*DUPLICATE a shared sort so you can modify it, enhance it and make it something to work for your specific students.  When you duplicate the sorts, they become YOUR sorts and show up under Custom so you can use or edit them as needed.

Of course, the teachers of the MTBoS that were in attendance started creating card sorts left and right and created a google spreadsheet to share the links to them so you can duplicate and use. Because we are going 1:1 this year, I can’t wait to share the card sort feature with my district teachers. I see it as a great way to introduce Desmos in a new light to get them using it more.

Desmos has also made its graphing calculator fully accessible for visually impaired and blind students.
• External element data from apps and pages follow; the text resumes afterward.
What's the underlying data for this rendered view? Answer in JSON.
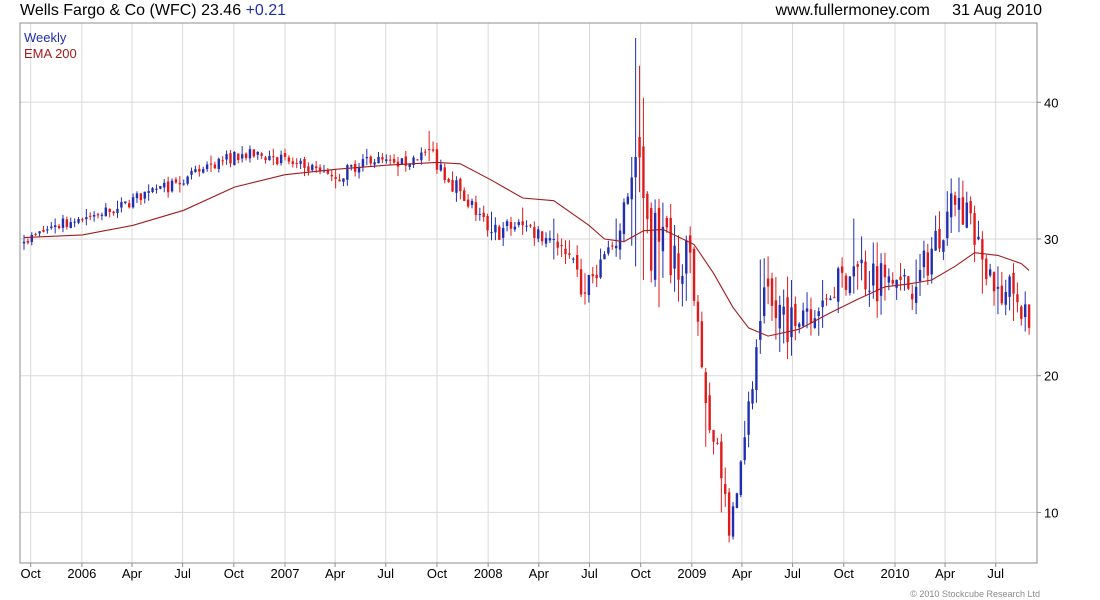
{
  "header": {
    "name": "Wells Fargo & Co (WFC)",
    "price": "23.46",
    "change": "+0.21",
    "site": "www.fullermoney.com",
    "date": "31 Aug 2010"
  },
  "legend": {
    "weekly": "Weekly",
    "ema": "EMA 200"
  },
  "footer": "© 2010 Stockcube Research Ltd",
  "colors": {
    "up": "#1f2fb0",
    "down": "#e11b1b",
    "ema": "#a31c1c",
    "grid": "#d9d9d9",
    "frame": "#8c8c8c"
  },
  "chart_data": {
    "type": "candlestick",
    "y_ticks": [
      10,
      20,
      30,
      40
    ],
    "ylim": [
      6.3,
      45.8
    ],
    "y_axis_side": "right",
    "x_tick_labels": [
      "Oct",
      "2006",
      "Apr",
      "Jul",
      "Oct",
      "2007",
      "Apr",
      "Jul",
      "Oct",
      "2008",
      "Apr",
      "Jul",
      "Oct",
      "2009",
      "Apr",
      "Jul",
      "Oct",
      "2010",
      "Apr",
      "Jul"
    ],
    "x_tick_dates": [
      "2005-10-01",
      "2006-01-01",
      "2006-04-01",
      "2006-07-01",
      "2006-10-01",
      "2007-01-01",
      "2007-04-01",
      "2007-07-01",
      "2007-10-01",
      "2008-01-01",
      "2008-04-01",
      "2008-07-01",
      "2008-10-01",
      "2009-01-01",
      "2009-04-01",
      "2009-07-01",
      "2009-10-01",
      "2010-01-01",
      "2010-04-01",
      "2010-07-01"
    ],
    "x_range": [
      "2005-09-19",
      "2010-09-06"
    ],
    "grid": true,
    "series": [
      {
        "name": "Weekly",
        "style": "candlestick",
        "dates": [
          "2005-09-19",
          "2005-11-14",
          "2006-01-09",
          "2006-03-06",
          "2006-05-01",
          "2006-06-26",
          "2006-08-21",
          "2006-10-16",
          "2006-12-11",
          "2007-02-05",
          "2007-04-02",
          "2007-05-28",
          "2007-07-23",
          "2007-09-17",
          "2007-11-12",
          "2008-01-07",
          "2008-03-03",
          "2008-04-28",
          "2008-06-23",
          "2008-07-21",
          "2008-08-18",
          "2008-09-15",
          "2008-09-22",
          "2008-10-06",
          "2008-11-03",
          "2008-12-29",
          "2009-01-26",
          "2009-02-23",
          "2009-03-09",
          "2009-04-06",
          "2009-05-04",
          "2009-06-29",
          "2009-08-24",
          "2009-10-19",
          "2009-12-14",
          "2010-02-08",
          "2010-04-05",
          "2010-04-26",
          "2010-06-07",
          "2010-07-05",
          "2010-08-02",
          "2010-08-30"
        ],
        "close": [
          29.8,
          31.0,
          31.6,
          32.2,
          33.5,
          34.0,
          35.5,
          36.2,
          36.0,
          35.2,
          34.4,
          36.0,
          35.3,
          36.5,
          33.5,
          30.5,
          31.0,
          30.0,
          26.0,
          28.5,
          29.5,
          34.5,
          36.0,
          33.0,
          29.8,
          29.0,
          18.0,
          12.5,
          8.3,
          15.5,
          24.0,
          25.0,
          25.5,
          28.0,
          27.2,
          26.5,
          32.0,
          33.0,
          28.5,
          26.5,
          26.0,
          23.5
        ],
        "high": [
          30.3,
          31.5,
          32.2,
          32.8,
          34.0,
          34.6,
          36.1,
          36.8,
          36.6,
          35.9,
          35.1,
          36.6,
          36.0,
          37.9,
          34.5,
          32.0,
          32.3,
          31.5,
          27.5,
          29.3,
          31.5,
          36.0,
          44.7,
          38.0,
          31.5,
          30.7,
          20.0,
          14.0,
          9.2,
          16.7,
          28.5,
          27.0,
          27.0,
          31.5,
          29.0,
          28.5,
          33.5,
          34.5,
          29.5,
          28.0,
          27.5,
          24.0
        ],
        "low": [
          29.2,
          30.4,
          31.0,
          31.6,
          32.8,
          33.4,
          34.9,
          35.6,
          35.4,
          34.6,
          33.7,
          35.4,
          34.6,
          35.7,
          32.9,
          29.9,
          30.3,
          28.5,
          25.2,
          27.8,
          28.7,
          29.5,
          28.0,
          27.0,
          25.0,
          27.5,
          14.8,
          10.0,
          7.8,
          13.5,
          21.6,
          22.5,
          23.5,
          26.0,
          25.5,
          24.5,
          29.5,
          30.5,
          26.0,
          24.5,
          24.0,
          23.0
        ]
      },
      {
        "name": "EMA 200",
        "style": "line",
        "dates": [
          "2005-09-19",
          "2006-01-02",
          "2006-04-03",
          "2006-07-03",
          "2006-10-02",
          "2007-01-01",
          "2007-04-02",
          "2007-07-02",
          "2007-10-01",
          "2007-11-12",
          "2008-01-07",
          "2008-03-03",
          "2008-04-28",
          "2008-06-30",
          "2008-07-28",
          "2008-09-01",
          "2008-10-06",
          "2008-11-10",
          "2009-01-05",
          "2009-02-09",
          "2009-03-16",
          "2009-04-13",
          "2009-05-18",
          "2009-07-13",
          "2009-09-07",
          "2009-10-26",
          "2009-12-14",
          "2010-01-25",
          "2010-03-08",
          "2010-04-19",
          "2010-05-24",
          "2010-07-05",
          "2010-08-16",
          "2010-08-30"
        ],
        "values": [
          30.1,
          30.3,
          31.0,
          32.1,
          33.8,
          34.7,
          35.1,
          35.4,
          35.6,
          35.5,
          34.3,
          33.0,
          32.8,
          31.0,
          30.0,
          29.8,
          30.6,
          30.7,
          29.6,
          27.5,
          25.0,
          23.5,
          22.9,
          23.4,
          24.6,
          25.6,
          26.5,
          26.7,
          27.0,
          28.0,
          29.0,
          28.8,
          28.2,
          27.7
        ]
      }
    ]
  }
}
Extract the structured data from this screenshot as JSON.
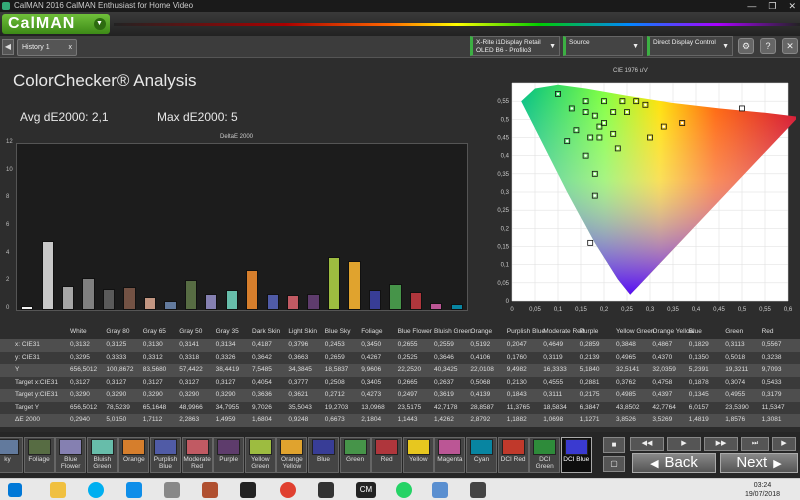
{
  "window": {
    "title": "CalMAN 2016 CalMAN Enthusiast for Home Video",
    "minimize": "—",
    "maximize": "❐",
    "close": "✕"
  },
  "app": {
    "logo": "CalMAN",
    "logo_menu": "▼"
  },
  "toolbar": {
    "nav_arrow": "◀",
    "tab": "History 1",
    "tab_close": "x",
    "meter_line1": "X-Rite i1Display Retail",
    "meter_line2": "OLED B6 - Profilo3",
    "source": "Source",
    "display": "Direct Display Control",
    "btn_icons": [
      "⚙",
      "?",
      "✕"
    ]
  },
  "analysis": {
    "title": "ColorChecker® Analysis",
    "avg": "Avg dE2000: 2,1",
    "max": "Max dE2000: 5"
  },
  "chart_data": [
    {
      "type": "bar",
      "title": "DeltaE 2000",
      "ylim": [
        0,
        12
      ],
      "yticks": [
        "12",
        "10",
        "8",
        "6",
        "4",
        "2",
        "0"
      ],
      "categories": [
        "White",
        "Gray 80",
        "Gray 65",
        "Gray 50",
        "Gray 35",
        "Dark Skin",
        "Light Skin",
        "Blue Sky",
        "Foliage",
        "Blue Flower",
        "Bluish Green",
        "Orange",
        "Purplish Blue",
        "Moderate Red",
        "Purple",
        "Yellow Green",
        "Orange Yellow",
        "Blue",
        "Green",
        "Red",
        "Magenta",
        "Cyan"
      ],
      "values": [
        0.294,
        5.015,
        1.7112,
        2.2863,
        1.4959,
        1.6804,
        0.9248,
        0.6673,
        2.1804,
        1.1443,
        1.4262,
        2.8792,
        1.1882,
        1.0698,
        1.1271,
        3.8526,
        3.5269,
        1.4819,
        1.8576,
        1.3081,
        0.5,
        0.4
      ],
      "colors": [
        "#f2f2f2",
        "#c8c8c8",
        "#a6a6a6",
        "#808080",
        "#5a5a5a",
        "#735244",
        "#c29682",
        "#627a9d",
        "#576c43",
        "#8580b1",
        "#67bdaa",
        "#d67e2c",
        "#505ba6",
        "#c15a63",
        "#5e3c6c",
        "#9dbc40",
        "#e0a32e",
        "#383d96",
        "#469449",
        "#af363c",
        "#bb5695",
        "#0885a1"
      ]
    },
    {
      "type": "scatter",
      "title": "CIE 1976 u'v'",
      "xlim": [
        0,
        0.6
      ],
      "ylim": [
        0,
        0.6
      ],
      "xticks": [
        "0",
        "0,05",
        "0,1",
        "0,15",
        "0,2",
        "0,25",
        "0,3",
        "0,35",
        "0,4",
        "0,45",
        "0,5",
        "0,55",
        "0,6"
      ],
      "yticks": [
        "0,55",
        "0,5",
        "0,45",
        "0,4",
        "0,35",
        "0,3",
        "0,25",
        "0,2",
        "0,15",
        "0,1",
        "0,05",
        "0"
      ],
      "points": [
        [
          0.1,
          0.57
        ],
        [
          0.16,
          0.55
        ],
        [
          0.2,
          0.55
        ],
        [
          0.24,
          0.55
        ],
        [
          0.27,
          0.55
        ],
        [
          0.29,
          0.54
        ],
        [
          0.13,
          0.53
        ],
        [
          0.16,
          0.52
        ],
        [
          0.22,
          0.52
        ],
        [
          0.25,
          0.52
        ],
        [
          0.18,
          0.51
        ],
        [
          0.2,
          0.49
        ],
        [
          0.33,
          0.48
        ],
        [
          0.37,
          0.49
        ],
        [
          0.5,
          0.53
        ],
        [
          0.14,
          0.47
        ],
        [
          0.19,
          0.48
        ],
        [
          0.12,
          0.44
        ],
        [
          0.17,
          0.45
        ],
        [
          0.19,
          0.45
        ],
        [
          0.22,
          0.46
        ],
        [
          0.3,
          0.45
        ],
        [
          0.23,
          0.42
        ],
        [
          0.16,
          0.4
        ],
        [
          0.18,
          0.35
        ],
        [
          0.18,
          0.29
        ],
        [
          0.17,
          0.16
        ]
      ]
    }
  ],
  "table": {
    "headers": [
      "White",
      "Gray 80",
      "Gray 65",
      "Gray 50",
      "Gray 35",
      "Dark Skin",
      "Light Skin",
      "Blue Sky",
      "Foliage",
      "Blue Flower",
      "Bluish Green",
      "Orange",
      "Purplish Blue",
      "Moderate Red",
      "Purple",
      "Yellow Green",
      "Orange Yellow",
      "Blue",
      "Green",
      "Red"
    ],
    "rows": [
      {
        "label": "x: CIE31",
        "values": [
          "0,3132",
          "0,3125",
          "0,3130",
          "0,3141",
          "0,3134",
          "0,4187",
          "0,3796",
          "0,2453",
          "0,3450",
          "0,2655",
          "0,2559",
          "0,5192",
          "0,2047",
          "0,4649",
          "0,2859",
          "0,3848",
          "0,4867",
          "0,1829",
          "0,3113",
          "0,5567"
        ]
      },
      {
        "label": "y: CIE31",
        "values": [
          "0,3295",
          "0,3333",
          "0,3312",
          "0,3318",
          "0,3326",
          "0,3642",
          "0,3663",
          "0,2659",
          "0,4267",
          "0,2525",
          "0,3646",
          "0,4106",
          "0,1760",
          "0,3119",
          "0,2139",
          "0,4965",
          "0,4370",
          "0,1350",
          "0,5018",
          "0,3238"
        ]
      },
      {
        "label": "Y",
        "values": [
          "656,5012",
          "100,8672",
          "83,5680",
          "57,4422",
          "38,4419",
          "7,5485",
          "34,3845",
          "18,5837",
          "9,9606",
          "22,2520",
          "40,3425",
          "22,0108",
          "9,4982",
          "16,3333",
          "5,1840",
          "32,5141",
          "32,0359",
          "5,2391",
          "19,3211",
          "9,7093"
        ]
      },
      {
        "label": "Target x:CIE31",
        "values": [
          "0,3127",
          "0,3127",
          "0,3127",
          "0,3127",
          "0,3127",
          "0,4054",
          "0,3777",
          "0,2508",
          "0,3405",
          "0,2665",
          "0,2637",
          "0,5068",
          "0,2130",
          "0,4555",
          "0,2881",
          "0,3762",
          "0,4758",
          "0,1878",
          "0,3074",
          "0,5433"
        ]
      },
      {
        "label": "Target y:CIE31",
        "values": [
          "0,3290",
          "0,3290",
          "0,3290",
          "0,3290",
          "0,3290",
          "0,3636",
          "0,3621",
          "0,2712",
          "0,4273",
          "0,2497",
          "0,3619",
          "0,4139",
          "0,1843",
          "0,3111",
          "0,2175",
          "0,4985",
          "0,4397",
          "0,1345",
          "0,4955",
          "0,3179"
        ]
      },
      {
        "label": "Target Y",
        "values": [
          "656,5012",
          "78,5239",
          "65,1648",
          "48,9966",
          "34,7955",
          "9,7026",
          "35,5043",
          "19,2703",
          "13,0968",
          "23,5175",
          "42,7178",
          "28,8587",
          "11,3765",
          "18,5834",
          "6,3847",
          "43,8502",
          "42,7764",
          "6,0157",
          "23,5390",
          "11,5347"
        ]
      },
      {
        "label": "ΔE 2000",
        "values": [
          "0,2940",
          "5,0150",
          "1,7112",
          "2,2863",
          "1,4959",
          "1,6804",
          "0,9248",
          "0,6673",
          "2,1804",
          "1,1443",
          "1,4262",
          "2,8792",
          "1,1882",
          "1,0698",
          "1,1271",
          "3,8526",
          "3,5269",
          "1,4819",
          "1,8576",
          "1,3081"
        ]
      }
    ]
  },
  "swatches": [
    {
      "l1": "ky",
      "l2": "",
      "color": "#627a9d"
    },
    {
      "l1": "Foliage",
      "l2": "",
      "color": "#576c43"
    },
    {
      "l1": "Blue",
      "l2": "Flower",
      "color": "#8580b1"
    },
    {
      "l1": "Bluish",
      "l2": "Green",
      "color": "#67bdaa"
    },
    {
      "l1": "Orange",
      "l2": "",
      "color": "#d67e2c"
    },
    {
      "l1": "Purplish",
      "l2": "Blue",
      "color": "#505ba6"
    },
    {
      "l1": "Moderate",
      "l2": "Red",
      "color": "#c15a63"
    },
    {
      "l1": "Purple",
      "l2": "",
      "color": "#5e3c6c"
    },
    {
      "l1": "Yellow",
      "l2": "Green",
      "color": "#9dbc40"
    },
    {
      "l1": "Orange",
      "l2": "Yellow",
      "color": "#e0a32e"
    },
    {
      "l1": "Blue",
      "l2": "",
      "color": "#383d96"
    },
    {
      "l1": "Green",
      "l2": "",
      "color": "#469449"
    },
    {
      "l1": "Red",
      "l2": "",
      "color": "#af363c"
    },
    {
      "l1": "Yellow",
      "l2": "",
      "color": "#e7c71f"
    },
    {
      "l1": "Magenta",
      "l2": "",
      "color": "#bb5695"
    },
    {
      "l1": "Cyan",
      "l2": "",
      "color": "#0885a1"
    },
    {
      "l1": "DCI Red",
      "l2": "",
      "color": "#c0392b"
    },
    {
      "l1": "DCI",
      "l2": "Green",
      "color": "#2e8b3a"
    },
    {
      "l1": "DCI Blue",
      "l2": "",
      "color": "#3a3ad0"
    }
  ],
  "controls": {
    "back": "Back",
    "next": "Next",
    "back_arrow": "◀",
    "next_arrow": "▶",
    "stop": "■",
    "sq1": "▢",
    "play_back": "◀◀",
    "play": "▶",
    "play_next": "▶▶",
    "skip": "⏭",
    "play_small": "▶"
  },
  "taskbar": {
    "time": "03:24",
    "date": "19/07/2018",
    "cm": "CM"
  }
}
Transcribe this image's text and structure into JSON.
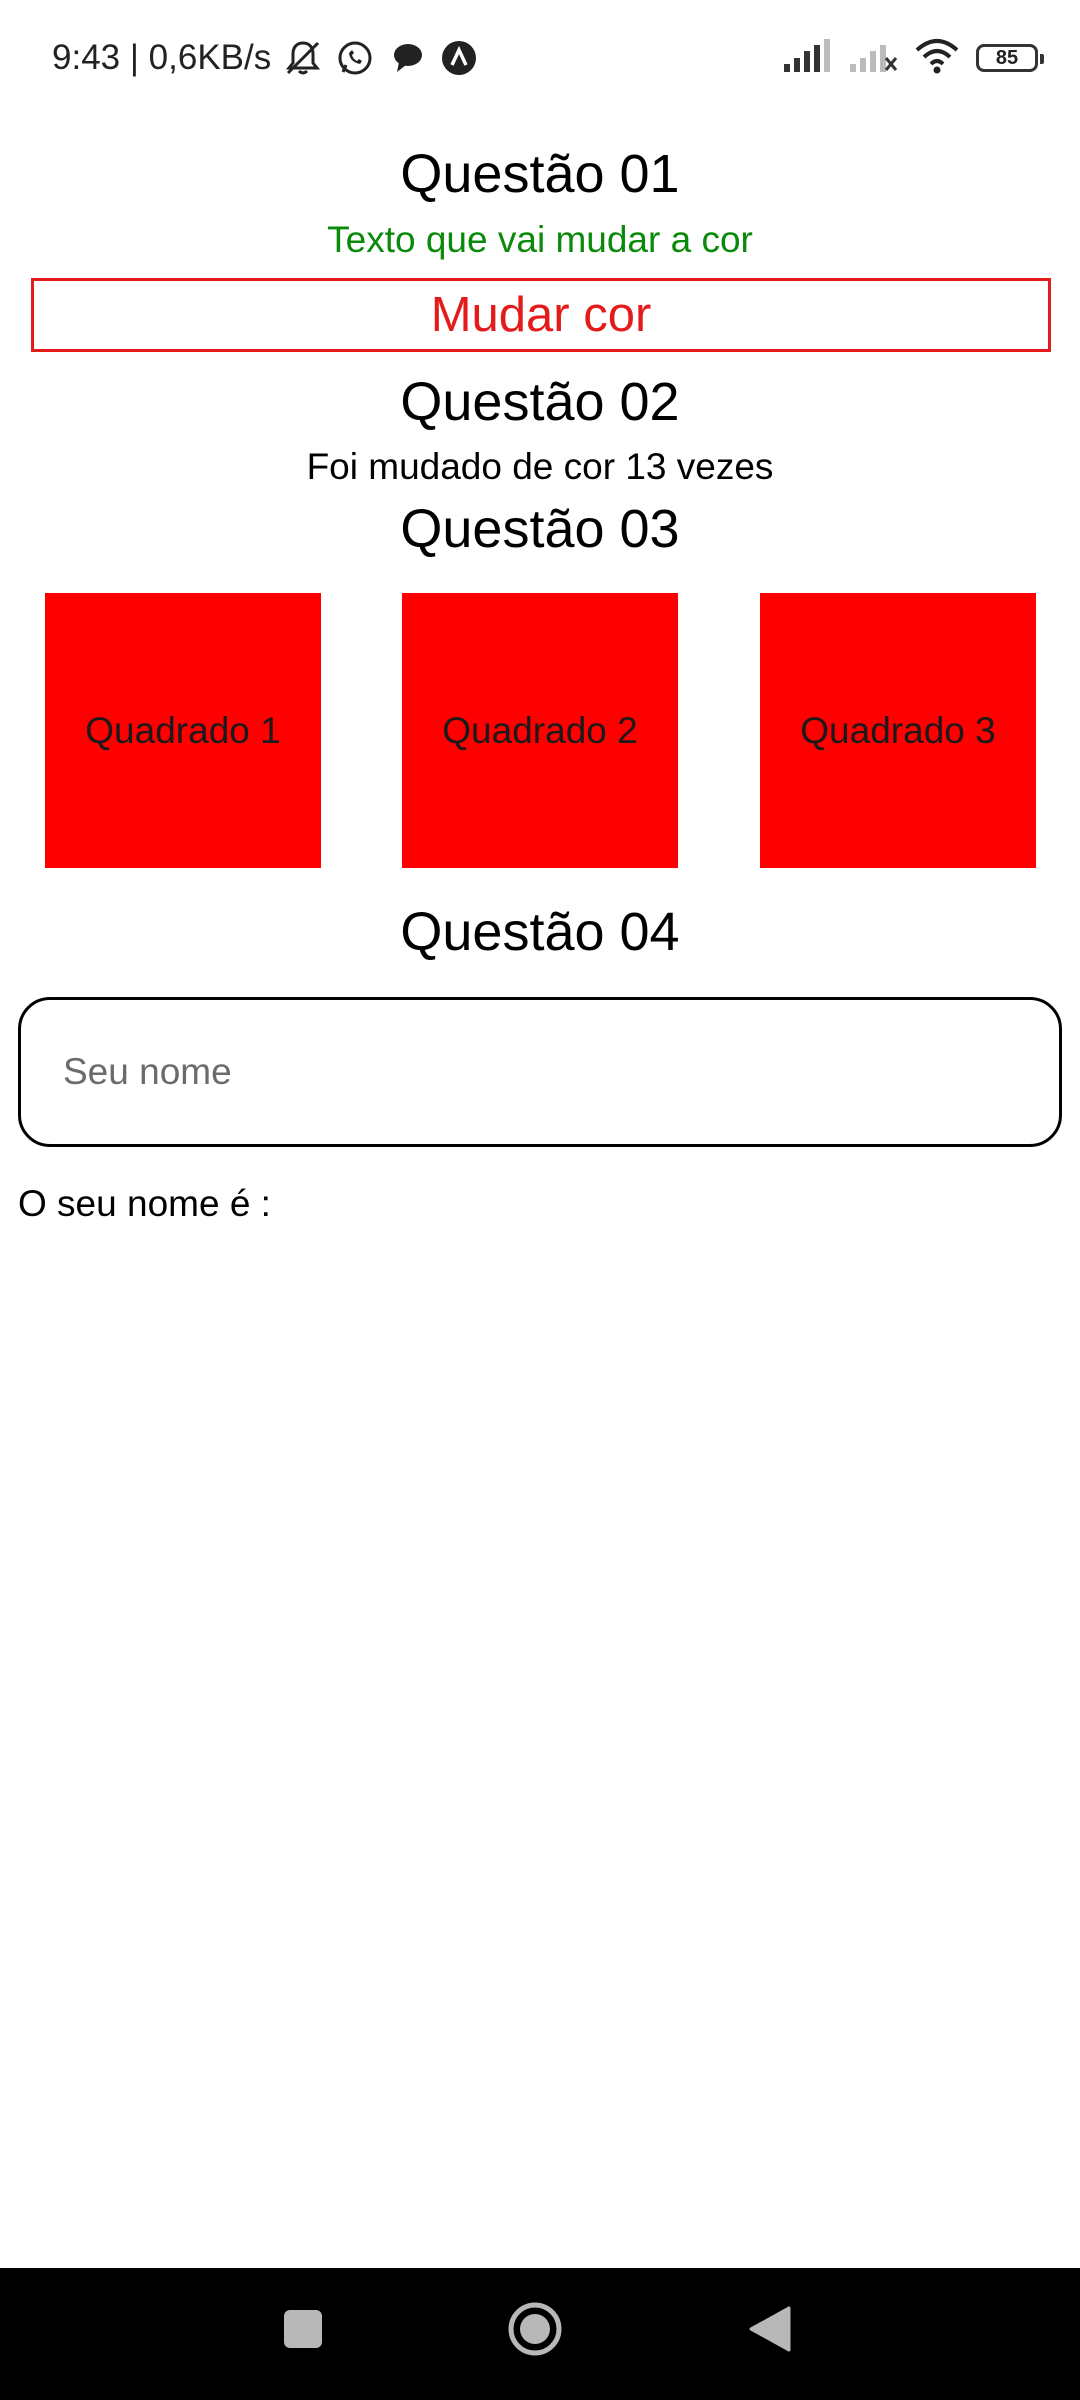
{
  "status_bar": {
    "time_speed": "9:43 | 0,6KB/s",
    "battery_level": "85",
    "icons": [
      "mute-bell-icon",
      "whatsapp-icon",
      "chat-bubble-icon",
      "app-notification-icon",
      "signal-icon",
      "signal-no-sim-icon",
      "wifi-icon",
      "battery-icon"
    ]
  },
  "question1": {
    "title": "Questão 01",
    "color_text": "Texto que vai mudar a cor",
    "button_label": "Mudar cor"
  },
  "question2": {
    "title": "Questão 02",
    "count_text": "Foi mudado de cor 13 vezes"
  },
  "question3": {
    "title": "Questão 03",
    "squares": [
      {
        "label": "Quadrado 1"
      },
      {
        "label": "Quadrado 2"
      },
      {
        "label": "Quadrado 3"
      }
    ]
  },
  "question4": {
    "title": "Questão 04",
    "input_placeholder": "Seu nome",
    "input_value": "",
    "name_label": "O seu nome é :"
  },
  "nav_bar": {
    "icons": [
      "recents-icon",
      "home-icon",
      "back-icon"
    ]
  },
  "colors": {
    "text_green": "#0a8a0a",
    "button_red": "#e31b1b",
    "square_red": "#ff0000",
    "nav_black": "#000000"
  }
}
You can enable voiceover on your device (command + F5 on mac)*, Desmos will read the expressions mathematically (ex: reading sin as “sine” instead of s-i-n) and it will give students helpful hints where they are as they work through the expression (ex: saying subscript, superscript, reading the opening and closing of grouping symbols). It is also capable of playing through a graph left to right across the screen to give a pitched audio representation of whatever has been graphed. It sounds like music! So of course a handful of teachers took the task of recreating songs using Desmos. And if they can get so excited about it, imagine what your students would do to try something like that out, even if it isn’t directly content related.  Think of the exploring, learning, stretching and sharing students would do with each other as they work to figure it out.

*It doesn’t work on ipad devices and to get it to work on a PC, try using this http://www.windoweyesforoffice.com/ and let me know if you can get it to work. I can’t get the native accessibility options to work on my PC. For a Chromebook, Enable accessibility on chromebook. click bottom right (near account pic),choose settings,advanced settings,check enable chromevox.